__YOUR GOAL__
In this exercise, the entries below include pictures. Repeat exactly the lines from the line with "Parse this screenshot: output" to the line with "Decode this image", including both, but without the pictures.

__WORKING DATA__

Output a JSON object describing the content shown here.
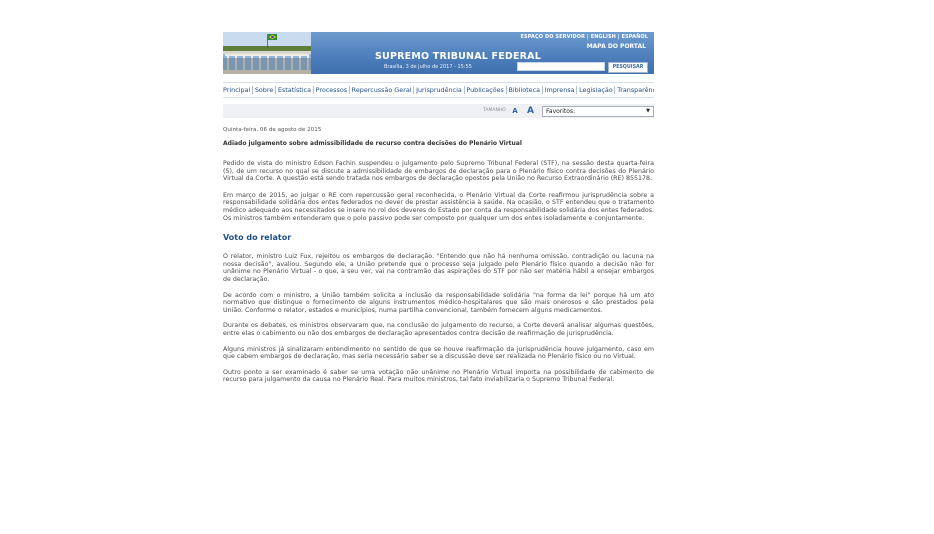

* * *

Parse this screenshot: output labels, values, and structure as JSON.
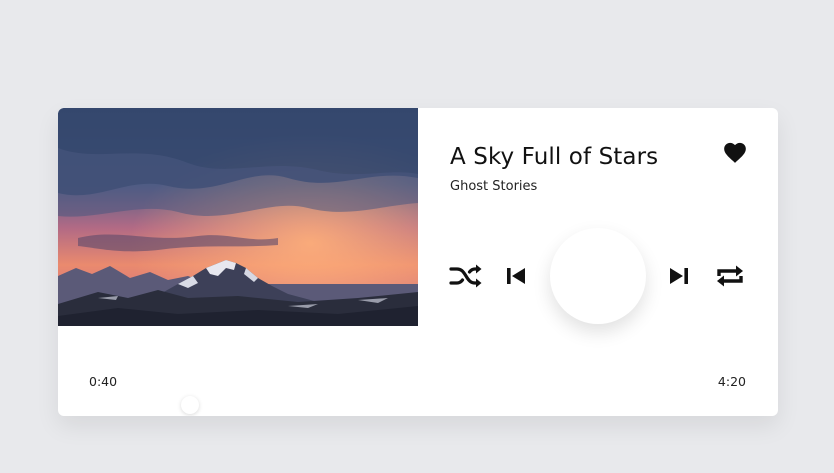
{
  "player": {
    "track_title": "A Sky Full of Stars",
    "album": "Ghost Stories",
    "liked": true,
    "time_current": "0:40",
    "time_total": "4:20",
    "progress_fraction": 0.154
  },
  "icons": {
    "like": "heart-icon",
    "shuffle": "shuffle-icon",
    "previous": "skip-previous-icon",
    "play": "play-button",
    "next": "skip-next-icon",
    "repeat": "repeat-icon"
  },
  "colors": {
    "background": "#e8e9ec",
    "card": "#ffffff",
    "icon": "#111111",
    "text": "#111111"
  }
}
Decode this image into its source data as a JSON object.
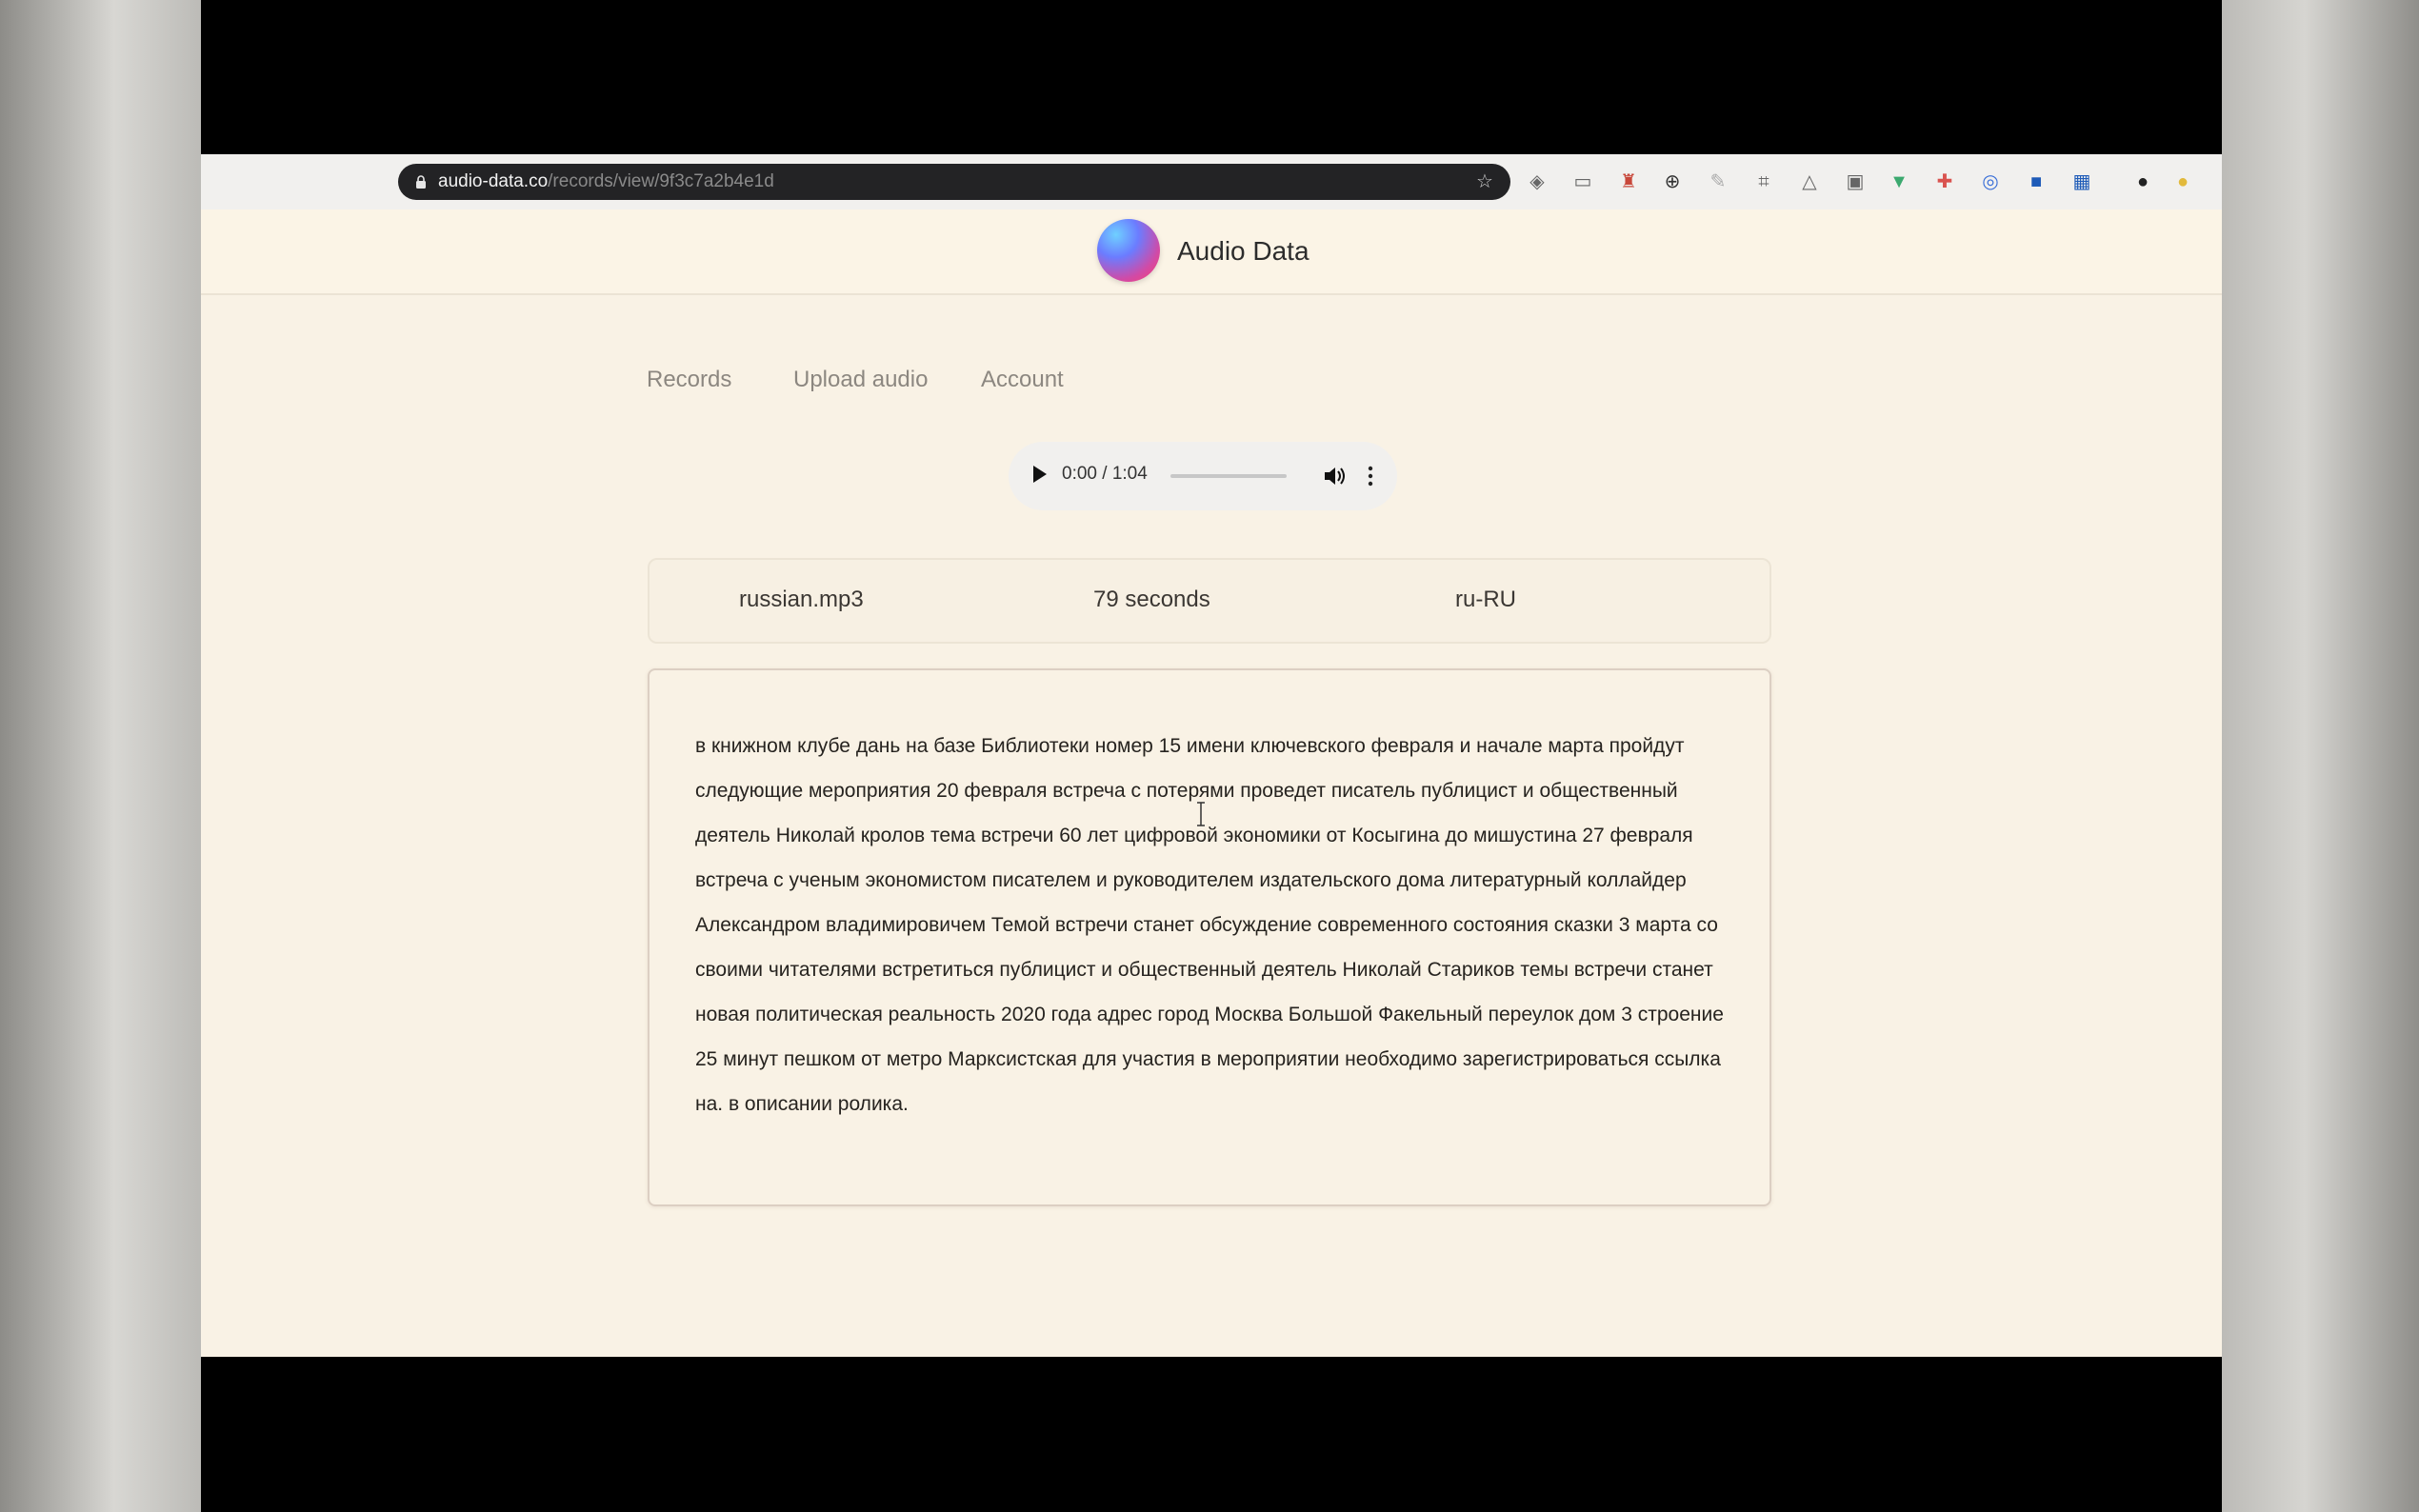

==

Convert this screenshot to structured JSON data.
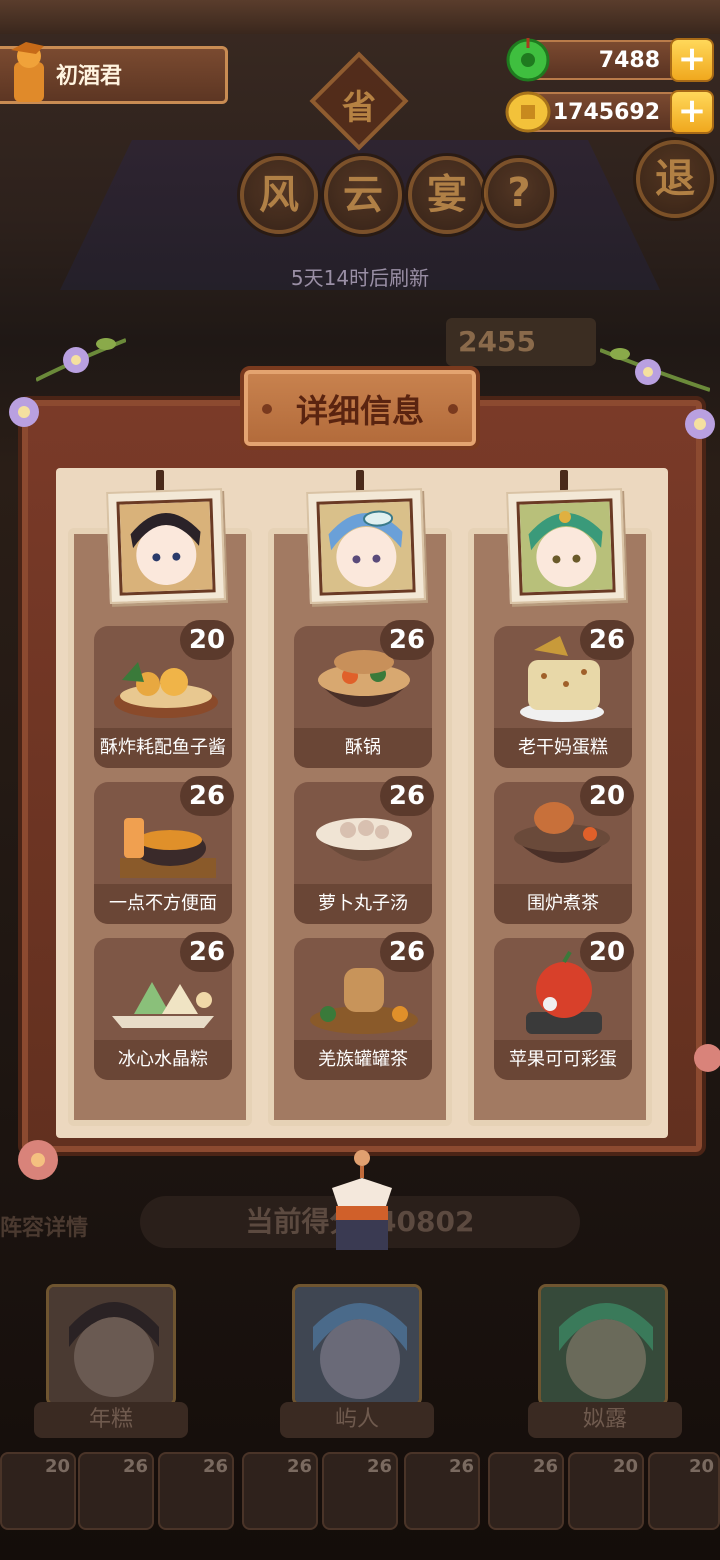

__SOLUTION__
Parse this screenshot: output labels, values, and structure as JSON.
{
  "player": {
    "track_title": "A Sky Full of Stars",
    "album": "Ghost Stories",
    "liked": true,
    "time_current": "0:40",
    "time_total": "4:20",
    "progress_fraction": 0.154
  },
  "icons": {
    "like": "heart-icon",
    "shuffle": "shuffle-icon",
    "previous": "skip-previous-icon",
    "play": "play-button",
    "next": "skip-next-icon",
    "repeat": "repeat-icon"
  },
  "colors": {
    "background": "#e8e9ec",
    "card": "#ffffff",
    "icon": "#111111",
    "text": "#111111"
  }
}
Decode this image into its source data as a JSON object.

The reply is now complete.